One of the solutions that occurred to me is a variation on the Freemium model. Rather than charging money to remove advertising, why not simply allow the users to share more data in exchange for removing advertising?
That data, in other words, what might be considered good clean data would be potentially very valuable. As opposed to a pay wall, or a login wall, we'd be giving away all the services for free, but only people who want to engage those services, who bother to create a user account would be free from the advertising annoyance. In other words we'd reward engagement with an ad-free experience.
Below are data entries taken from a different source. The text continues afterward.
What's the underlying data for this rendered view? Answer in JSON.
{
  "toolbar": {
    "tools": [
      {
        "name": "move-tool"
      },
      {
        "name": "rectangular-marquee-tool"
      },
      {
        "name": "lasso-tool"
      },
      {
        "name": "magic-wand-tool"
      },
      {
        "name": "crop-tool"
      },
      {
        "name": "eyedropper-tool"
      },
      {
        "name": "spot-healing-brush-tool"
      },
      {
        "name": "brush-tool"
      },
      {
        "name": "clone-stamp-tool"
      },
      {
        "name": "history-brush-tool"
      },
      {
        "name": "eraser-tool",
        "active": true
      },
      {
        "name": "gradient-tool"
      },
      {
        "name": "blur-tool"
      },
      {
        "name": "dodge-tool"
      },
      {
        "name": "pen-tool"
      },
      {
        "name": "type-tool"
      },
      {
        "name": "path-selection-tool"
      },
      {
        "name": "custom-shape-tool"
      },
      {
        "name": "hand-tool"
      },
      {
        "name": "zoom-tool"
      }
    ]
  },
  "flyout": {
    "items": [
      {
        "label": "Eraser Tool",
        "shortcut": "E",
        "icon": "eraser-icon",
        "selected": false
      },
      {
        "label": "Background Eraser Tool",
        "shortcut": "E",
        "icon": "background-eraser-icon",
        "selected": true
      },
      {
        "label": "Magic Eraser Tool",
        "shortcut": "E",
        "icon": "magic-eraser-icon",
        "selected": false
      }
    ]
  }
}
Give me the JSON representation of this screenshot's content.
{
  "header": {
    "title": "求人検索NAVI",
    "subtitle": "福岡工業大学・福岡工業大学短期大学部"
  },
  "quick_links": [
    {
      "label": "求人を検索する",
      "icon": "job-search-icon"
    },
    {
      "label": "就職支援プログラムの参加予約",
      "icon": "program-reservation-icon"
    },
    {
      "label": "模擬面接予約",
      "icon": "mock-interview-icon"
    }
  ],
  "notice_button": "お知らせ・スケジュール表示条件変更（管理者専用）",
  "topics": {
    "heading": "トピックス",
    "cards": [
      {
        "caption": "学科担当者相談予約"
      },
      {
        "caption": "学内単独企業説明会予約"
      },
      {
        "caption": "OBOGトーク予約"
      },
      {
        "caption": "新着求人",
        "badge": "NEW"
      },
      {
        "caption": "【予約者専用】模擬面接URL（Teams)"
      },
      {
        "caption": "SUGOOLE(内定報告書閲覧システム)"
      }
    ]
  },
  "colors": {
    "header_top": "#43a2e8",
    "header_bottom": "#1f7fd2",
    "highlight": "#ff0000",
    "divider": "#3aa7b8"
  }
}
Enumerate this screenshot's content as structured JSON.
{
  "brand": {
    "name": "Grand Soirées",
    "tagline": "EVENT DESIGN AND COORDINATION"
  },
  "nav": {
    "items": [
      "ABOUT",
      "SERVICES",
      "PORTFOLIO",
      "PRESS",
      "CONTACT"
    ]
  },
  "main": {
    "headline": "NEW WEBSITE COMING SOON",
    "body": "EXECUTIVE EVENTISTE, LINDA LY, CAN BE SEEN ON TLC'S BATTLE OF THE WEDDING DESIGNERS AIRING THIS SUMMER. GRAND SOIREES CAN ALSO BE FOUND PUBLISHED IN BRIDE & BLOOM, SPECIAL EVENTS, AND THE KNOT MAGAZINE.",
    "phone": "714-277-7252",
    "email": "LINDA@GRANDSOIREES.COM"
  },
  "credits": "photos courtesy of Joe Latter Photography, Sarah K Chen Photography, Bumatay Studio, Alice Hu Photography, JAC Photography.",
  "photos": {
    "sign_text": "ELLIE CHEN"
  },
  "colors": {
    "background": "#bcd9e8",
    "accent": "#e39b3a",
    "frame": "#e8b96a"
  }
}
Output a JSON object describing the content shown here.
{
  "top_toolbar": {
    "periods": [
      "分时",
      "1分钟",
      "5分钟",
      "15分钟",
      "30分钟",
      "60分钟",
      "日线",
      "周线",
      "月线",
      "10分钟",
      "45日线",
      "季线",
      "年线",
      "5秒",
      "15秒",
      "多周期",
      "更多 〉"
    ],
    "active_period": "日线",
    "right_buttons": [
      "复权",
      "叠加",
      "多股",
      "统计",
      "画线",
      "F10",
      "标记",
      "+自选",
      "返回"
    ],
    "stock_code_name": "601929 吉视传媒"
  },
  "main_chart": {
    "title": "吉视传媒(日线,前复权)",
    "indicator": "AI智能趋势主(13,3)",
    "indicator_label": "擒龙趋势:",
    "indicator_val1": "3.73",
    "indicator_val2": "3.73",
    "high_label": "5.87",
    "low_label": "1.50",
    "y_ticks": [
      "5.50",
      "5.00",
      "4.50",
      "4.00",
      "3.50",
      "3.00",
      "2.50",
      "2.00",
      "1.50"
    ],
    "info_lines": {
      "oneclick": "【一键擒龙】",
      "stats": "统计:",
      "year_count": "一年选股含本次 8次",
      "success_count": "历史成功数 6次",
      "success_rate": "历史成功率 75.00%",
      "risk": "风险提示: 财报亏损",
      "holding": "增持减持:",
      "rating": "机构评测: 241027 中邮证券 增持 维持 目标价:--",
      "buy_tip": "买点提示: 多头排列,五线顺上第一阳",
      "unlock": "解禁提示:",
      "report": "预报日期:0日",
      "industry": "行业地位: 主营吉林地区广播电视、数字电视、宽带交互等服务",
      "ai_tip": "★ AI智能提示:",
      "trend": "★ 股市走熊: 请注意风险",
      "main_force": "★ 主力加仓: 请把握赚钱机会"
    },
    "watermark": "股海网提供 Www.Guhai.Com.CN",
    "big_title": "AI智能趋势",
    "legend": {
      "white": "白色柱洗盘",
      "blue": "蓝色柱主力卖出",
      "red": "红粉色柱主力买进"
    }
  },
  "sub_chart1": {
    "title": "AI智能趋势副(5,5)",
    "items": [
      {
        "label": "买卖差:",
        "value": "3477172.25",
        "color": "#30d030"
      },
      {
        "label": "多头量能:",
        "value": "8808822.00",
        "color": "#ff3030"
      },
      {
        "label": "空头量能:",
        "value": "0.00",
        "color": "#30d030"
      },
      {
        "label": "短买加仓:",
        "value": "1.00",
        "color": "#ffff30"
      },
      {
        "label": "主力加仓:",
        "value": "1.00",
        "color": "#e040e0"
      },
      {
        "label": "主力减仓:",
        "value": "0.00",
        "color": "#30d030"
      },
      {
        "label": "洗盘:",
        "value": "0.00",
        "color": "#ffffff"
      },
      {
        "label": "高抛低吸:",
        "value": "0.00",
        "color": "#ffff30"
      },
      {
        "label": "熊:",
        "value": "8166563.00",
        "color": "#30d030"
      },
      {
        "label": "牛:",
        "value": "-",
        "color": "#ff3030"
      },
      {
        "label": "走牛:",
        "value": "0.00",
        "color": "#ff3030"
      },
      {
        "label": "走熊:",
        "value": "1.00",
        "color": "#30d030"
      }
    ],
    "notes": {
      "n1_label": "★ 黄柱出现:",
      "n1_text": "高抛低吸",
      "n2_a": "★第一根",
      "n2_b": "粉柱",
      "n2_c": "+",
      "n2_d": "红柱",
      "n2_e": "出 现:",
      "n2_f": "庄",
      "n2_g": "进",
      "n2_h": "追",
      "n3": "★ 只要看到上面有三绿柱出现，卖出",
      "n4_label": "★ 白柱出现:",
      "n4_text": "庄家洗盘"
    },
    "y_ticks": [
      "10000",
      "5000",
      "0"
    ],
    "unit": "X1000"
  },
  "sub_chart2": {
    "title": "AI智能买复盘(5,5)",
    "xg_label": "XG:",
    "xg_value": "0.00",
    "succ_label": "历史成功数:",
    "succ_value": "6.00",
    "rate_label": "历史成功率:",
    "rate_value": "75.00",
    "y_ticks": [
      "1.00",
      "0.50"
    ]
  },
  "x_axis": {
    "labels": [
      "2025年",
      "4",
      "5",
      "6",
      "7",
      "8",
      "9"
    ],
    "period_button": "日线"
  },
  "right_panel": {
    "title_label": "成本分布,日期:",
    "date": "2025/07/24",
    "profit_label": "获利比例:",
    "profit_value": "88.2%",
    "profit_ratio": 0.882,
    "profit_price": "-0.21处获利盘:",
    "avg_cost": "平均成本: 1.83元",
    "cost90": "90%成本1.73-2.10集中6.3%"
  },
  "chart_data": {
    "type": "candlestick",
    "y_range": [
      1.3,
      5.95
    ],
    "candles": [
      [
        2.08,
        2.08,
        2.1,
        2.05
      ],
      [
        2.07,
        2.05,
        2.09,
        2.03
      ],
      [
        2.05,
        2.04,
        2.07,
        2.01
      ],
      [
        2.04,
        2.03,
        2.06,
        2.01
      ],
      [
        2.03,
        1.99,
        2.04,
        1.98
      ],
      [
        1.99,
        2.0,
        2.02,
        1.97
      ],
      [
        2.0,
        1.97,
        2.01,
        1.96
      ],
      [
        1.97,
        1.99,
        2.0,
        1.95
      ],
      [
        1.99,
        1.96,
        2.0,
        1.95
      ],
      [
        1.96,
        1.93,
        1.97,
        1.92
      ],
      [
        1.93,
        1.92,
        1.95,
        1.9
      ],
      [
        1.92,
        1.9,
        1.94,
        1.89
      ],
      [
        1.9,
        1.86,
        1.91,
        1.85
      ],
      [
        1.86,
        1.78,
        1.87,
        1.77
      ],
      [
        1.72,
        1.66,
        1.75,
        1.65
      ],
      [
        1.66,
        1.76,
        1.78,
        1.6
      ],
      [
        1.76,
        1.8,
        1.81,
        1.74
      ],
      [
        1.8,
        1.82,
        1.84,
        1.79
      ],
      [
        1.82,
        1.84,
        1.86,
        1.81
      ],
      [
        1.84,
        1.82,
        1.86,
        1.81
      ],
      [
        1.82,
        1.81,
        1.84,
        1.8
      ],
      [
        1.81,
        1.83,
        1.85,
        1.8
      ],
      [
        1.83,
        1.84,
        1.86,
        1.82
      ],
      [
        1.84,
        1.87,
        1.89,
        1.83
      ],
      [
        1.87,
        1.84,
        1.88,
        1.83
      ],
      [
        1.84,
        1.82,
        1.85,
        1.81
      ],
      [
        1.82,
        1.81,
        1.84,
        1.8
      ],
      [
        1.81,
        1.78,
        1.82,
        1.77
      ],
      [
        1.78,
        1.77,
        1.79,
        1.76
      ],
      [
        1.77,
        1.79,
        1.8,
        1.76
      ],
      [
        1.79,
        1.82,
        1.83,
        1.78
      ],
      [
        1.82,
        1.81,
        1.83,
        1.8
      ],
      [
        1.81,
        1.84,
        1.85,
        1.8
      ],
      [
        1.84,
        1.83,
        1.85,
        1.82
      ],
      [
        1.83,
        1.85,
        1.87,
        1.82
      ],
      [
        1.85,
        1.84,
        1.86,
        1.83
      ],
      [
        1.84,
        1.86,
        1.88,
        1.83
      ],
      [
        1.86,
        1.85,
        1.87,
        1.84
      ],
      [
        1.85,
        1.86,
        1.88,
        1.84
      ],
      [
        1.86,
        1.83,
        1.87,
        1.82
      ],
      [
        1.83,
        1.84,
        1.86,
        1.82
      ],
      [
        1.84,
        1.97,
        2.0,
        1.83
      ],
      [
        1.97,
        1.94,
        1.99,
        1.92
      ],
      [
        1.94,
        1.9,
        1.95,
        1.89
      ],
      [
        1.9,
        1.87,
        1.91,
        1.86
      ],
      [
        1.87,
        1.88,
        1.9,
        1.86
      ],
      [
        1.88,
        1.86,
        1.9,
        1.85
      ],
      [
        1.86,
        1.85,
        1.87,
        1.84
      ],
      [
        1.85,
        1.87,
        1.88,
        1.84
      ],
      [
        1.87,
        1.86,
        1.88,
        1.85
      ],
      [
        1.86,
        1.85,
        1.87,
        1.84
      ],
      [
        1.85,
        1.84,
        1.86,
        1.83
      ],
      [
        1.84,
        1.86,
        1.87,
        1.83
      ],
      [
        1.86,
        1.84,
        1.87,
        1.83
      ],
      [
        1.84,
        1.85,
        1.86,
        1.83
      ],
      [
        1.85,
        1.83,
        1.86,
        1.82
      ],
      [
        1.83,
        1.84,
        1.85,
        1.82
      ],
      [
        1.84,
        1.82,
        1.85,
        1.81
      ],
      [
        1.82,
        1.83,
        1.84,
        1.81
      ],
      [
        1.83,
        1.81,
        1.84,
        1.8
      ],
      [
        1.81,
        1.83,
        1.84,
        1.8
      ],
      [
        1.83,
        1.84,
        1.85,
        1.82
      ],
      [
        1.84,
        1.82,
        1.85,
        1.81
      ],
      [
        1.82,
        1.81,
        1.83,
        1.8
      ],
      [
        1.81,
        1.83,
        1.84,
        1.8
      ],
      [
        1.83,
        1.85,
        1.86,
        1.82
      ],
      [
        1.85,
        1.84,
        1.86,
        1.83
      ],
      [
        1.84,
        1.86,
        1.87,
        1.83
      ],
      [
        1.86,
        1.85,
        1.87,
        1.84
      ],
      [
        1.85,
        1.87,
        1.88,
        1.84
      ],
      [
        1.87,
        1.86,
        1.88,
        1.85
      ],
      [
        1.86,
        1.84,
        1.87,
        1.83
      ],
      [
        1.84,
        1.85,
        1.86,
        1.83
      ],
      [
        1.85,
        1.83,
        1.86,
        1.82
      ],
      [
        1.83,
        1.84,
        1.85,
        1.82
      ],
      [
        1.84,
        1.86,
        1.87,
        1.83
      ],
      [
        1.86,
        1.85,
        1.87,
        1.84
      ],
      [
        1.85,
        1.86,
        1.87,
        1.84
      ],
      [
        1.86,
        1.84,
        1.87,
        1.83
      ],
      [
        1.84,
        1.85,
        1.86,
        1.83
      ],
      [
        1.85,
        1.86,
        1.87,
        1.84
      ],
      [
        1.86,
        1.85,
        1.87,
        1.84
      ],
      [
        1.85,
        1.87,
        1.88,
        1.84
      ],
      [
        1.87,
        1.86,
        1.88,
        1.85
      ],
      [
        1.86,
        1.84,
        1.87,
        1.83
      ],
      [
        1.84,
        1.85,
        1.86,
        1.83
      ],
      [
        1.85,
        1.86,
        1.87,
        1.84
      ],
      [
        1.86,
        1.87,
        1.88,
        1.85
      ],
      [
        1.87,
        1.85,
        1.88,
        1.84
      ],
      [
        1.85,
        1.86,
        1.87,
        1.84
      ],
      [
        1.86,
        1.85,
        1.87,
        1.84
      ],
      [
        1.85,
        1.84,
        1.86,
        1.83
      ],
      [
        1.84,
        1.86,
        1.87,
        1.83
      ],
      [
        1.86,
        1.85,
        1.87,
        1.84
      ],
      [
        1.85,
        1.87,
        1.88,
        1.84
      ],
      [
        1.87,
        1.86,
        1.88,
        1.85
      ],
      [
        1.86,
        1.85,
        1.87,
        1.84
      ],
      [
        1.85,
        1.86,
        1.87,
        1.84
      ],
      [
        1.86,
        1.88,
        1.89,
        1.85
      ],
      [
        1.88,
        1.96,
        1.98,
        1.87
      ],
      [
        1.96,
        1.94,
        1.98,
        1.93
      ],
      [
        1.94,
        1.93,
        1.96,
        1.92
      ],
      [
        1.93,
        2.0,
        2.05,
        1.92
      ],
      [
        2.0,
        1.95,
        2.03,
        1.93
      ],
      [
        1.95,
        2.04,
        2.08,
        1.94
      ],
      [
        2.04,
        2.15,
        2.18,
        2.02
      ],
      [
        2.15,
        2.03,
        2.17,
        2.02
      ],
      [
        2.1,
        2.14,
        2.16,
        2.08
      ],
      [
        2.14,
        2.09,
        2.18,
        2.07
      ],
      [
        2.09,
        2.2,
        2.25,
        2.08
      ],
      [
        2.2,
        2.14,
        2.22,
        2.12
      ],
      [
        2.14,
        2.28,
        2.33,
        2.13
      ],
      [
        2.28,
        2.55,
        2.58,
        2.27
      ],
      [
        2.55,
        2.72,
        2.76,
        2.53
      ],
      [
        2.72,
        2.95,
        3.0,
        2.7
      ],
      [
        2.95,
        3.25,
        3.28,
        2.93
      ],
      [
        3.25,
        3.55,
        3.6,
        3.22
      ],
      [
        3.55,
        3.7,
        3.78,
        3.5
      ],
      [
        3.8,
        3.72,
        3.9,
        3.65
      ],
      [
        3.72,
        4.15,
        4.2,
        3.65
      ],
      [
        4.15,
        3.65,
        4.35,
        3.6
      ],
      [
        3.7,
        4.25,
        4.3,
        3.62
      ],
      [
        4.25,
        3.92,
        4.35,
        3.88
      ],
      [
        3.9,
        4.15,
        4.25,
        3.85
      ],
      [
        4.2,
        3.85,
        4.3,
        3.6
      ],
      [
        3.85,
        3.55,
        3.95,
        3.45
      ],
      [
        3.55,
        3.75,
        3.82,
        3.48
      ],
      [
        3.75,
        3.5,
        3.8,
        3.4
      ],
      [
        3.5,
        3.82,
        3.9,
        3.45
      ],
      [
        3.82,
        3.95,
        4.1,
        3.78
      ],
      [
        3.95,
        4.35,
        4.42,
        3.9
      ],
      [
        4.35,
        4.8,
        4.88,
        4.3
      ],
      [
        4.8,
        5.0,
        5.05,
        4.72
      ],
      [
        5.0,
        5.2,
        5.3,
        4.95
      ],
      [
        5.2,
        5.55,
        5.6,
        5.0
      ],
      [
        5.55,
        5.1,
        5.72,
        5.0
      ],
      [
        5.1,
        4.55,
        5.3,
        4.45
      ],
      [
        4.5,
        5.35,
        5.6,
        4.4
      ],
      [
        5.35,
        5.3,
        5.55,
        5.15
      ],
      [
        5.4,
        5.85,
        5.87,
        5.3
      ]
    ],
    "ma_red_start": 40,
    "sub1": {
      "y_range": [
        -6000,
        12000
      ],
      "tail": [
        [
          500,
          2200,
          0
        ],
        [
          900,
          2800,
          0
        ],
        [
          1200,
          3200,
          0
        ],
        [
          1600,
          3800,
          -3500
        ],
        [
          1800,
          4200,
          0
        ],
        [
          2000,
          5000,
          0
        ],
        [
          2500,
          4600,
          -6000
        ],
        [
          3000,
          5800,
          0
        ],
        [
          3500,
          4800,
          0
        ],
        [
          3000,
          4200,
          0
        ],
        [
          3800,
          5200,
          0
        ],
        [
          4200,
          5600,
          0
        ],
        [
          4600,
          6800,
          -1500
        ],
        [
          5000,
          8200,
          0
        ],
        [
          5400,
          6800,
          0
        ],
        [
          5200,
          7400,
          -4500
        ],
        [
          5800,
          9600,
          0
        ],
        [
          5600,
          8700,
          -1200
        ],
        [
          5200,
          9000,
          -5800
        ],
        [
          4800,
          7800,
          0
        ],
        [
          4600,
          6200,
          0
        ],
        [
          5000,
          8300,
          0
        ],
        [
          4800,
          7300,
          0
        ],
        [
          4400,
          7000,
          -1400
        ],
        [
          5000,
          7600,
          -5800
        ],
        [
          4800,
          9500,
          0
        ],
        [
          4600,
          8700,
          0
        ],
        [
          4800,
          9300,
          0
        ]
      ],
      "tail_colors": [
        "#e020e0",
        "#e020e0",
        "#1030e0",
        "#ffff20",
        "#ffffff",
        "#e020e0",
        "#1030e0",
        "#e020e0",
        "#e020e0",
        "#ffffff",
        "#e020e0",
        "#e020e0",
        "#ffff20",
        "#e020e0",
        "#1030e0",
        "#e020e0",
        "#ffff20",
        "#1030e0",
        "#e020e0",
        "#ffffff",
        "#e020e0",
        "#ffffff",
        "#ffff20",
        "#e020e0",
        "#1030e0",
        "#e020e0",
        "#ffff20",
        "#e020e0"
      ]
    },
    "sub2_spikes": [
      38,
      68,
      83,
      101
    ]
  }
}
How does this work financially? Engaged users will inevitably be the minority of most free services. You won't take a very significant hit on the advertising income, assuming your particular service doesn't serve primarily engaged users. (ie. anything with a pay or login wall, or services that are meaningless without engagement, Facebook perhaps?) And, on the positive side, you will be gaining valuable information in terms of demographics and any content generated by the engaged crowd that you can then sell.
The currency would be a little lack of privacy in exchange for no advertising. I bet a lot of people would bite. The more people you would engage, and not show advertising, would in turn build buzz and momentum for your service (assuming they like using it and would want to evangelize, if it's free, useful, and enjoyable, that should be a given, but is it?) and generate a valuable database of information.
One important point is that the demographic info of the engaged users could be used to zero in on the ad demographic for those who visit but never engage. (they aren't necessarily a different demographic, just less engaged.)
Seems like a win-win.